DATA LISTING START

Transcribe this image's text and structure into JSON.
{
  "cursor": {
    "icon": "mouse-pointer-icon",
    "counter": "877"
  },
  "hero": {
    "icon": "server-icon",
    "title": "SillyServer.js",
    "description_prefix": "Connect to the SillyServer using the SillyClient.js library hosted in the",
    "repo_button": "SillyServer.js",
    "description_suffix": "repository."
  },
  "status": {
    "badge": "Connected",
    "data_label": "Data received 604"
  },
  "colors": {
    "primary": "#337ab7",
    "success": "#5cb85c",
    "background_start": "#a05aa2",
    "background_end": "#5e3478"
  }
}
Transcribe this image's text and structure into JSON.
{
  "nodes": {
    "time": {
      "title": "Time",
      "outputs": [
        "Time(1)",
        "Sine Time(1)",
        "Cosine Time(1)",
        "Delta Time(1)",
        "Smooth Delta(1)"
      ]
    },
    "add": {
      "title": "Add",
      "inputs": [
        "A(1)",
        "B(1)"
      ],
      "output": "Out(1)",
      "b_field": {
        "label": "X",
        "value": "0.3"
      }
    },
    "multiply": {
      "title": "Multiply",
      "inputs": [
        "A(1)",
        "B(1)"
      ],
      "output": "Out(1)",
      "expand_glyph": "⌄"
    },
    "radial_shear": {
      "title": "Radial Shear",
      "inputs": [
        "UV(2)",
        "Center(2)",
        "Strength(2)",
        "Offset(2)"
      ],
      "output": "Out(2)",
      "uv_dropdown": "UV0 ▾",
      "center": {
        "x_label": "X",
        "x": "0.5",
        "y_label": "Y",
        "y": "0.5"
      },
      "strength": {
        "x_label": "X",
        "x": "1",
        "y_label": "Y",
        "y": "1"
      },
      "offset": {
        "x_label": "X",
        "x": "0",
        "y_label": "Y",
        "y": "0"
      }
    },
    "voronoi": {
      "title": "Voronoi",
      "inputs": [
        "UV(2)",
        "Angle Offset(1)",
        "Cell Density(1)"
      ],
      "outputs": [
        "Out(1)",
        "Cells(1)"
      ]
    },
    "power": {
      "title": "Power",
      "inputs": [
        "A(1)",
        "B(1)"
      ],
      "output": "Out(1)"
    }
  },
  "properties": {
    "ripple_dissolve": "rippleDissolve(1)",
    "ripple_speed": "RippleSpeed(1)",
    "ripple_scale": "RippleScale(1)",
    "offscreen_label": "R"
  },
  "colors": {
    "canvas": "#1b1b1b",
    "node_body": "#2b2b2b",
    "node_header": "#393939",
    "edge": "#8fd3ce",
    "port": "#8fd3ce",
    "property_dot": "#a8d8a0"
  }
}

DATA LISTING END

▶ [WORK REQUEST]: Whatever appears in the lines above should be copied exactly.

▶ [EXERCISE SOLUTION]:
Transcribe this image's text and structure into JSON.
{
  "cursor": {
    "icon": "mouse-pointer-icon",
    "counter": "877"
  },
  "hero": {
    "icon": "server-icon",
    "title": "SillyServer.js",
    "description_prefix": "Connect to the SillyServer using the SillyClient.js library hosted in the",
    "repo_button": "SillyServer.js",
    "description_suffix": "repository."
  },
  "status": {
    "badge": "Connected",
    "data_label": "Data received 604"
  },
  "colors": {
    "primary": "#337ab7",
    "success": "#5cb85c",
    "background_start": "#a05aa2",
    "background_end": "#5e3478"
  }
}
Transcribe this image's text and structure into JSON.
{
  "nodes": {
    "time": {
      "title": "Time",
      "outputs": [
        "Time(1)",
        "Sine Time(1)",
        "Cosine Time(1)",
        "Delta Time(1)",
        "Smooth Delta(1)"
      ]
    },
    "add": {
      "title": "Add",
      "inputs": [
        "A(1)",
        "B(1)"
      ],
      "output": "Out(1)",
      "b_field": {
        "label": "X",
        "value": "0.3"
      }
    },
    "multiply": {
      "title": "Multiply",
      "inputs": [
        "A(1)",
        "B(1)"
      ],
      "output": "Out(1)",
      "expand_glyph": "⌄"
    },
    "radial_shear": {
      "title": "Radial Shear",
      "inputs": [
        "UV(2)",
        "Center(2)",
        "Strength(2)",
        "Offset(2)"
      ],
      "output": "Out(2)",
      "uv_dropdown": "UV0 ▾",
      "center": {
        "x_label": "X",
        "x": "0.5",
        "y_label": "Y",
        "y": "0.5"
      },
      "strength": {
        "x_label": "X",
        "x": "1",
        "y_label": "Y",
        "y": "1"
      },
      "offset": {
        "x_label": "X",
        "x": "0",
        "y_label": "Y",
        "y": "0"
      }
    },
    "voronoi": {
      "title": "Voronoi",
      "inputs": [
        "UV(2)",
        "Angle Offset(1)",
        "Cell Density(1)"
      ],
      "outputs": [
        "Out(1)",
        "Cells(1)"
      ]
    },
    "power": {
      "title": "Power",
      "inputs": [
        "A(1)",
        "B(1)"
      ],
      "output": "Out(1)"
    }
  },
  "properties": {
    "ripple_dissolve": "rippleDissolve(1)",
    "ripple_speed": "RippleSpeed(1)",
    "ripple_scale": "RippleScale(1)",
    "offscreen_label": "R"
  },
  "colors": {
    "canvas": "#1b1b1b",
    "node_body": "#2b2b2b",
    "node_header": "#393939",
    "edge": "#8fd3ce",
    "port": "#8fd3ce",
    "property_dot": "#a8d8a0"
  }
}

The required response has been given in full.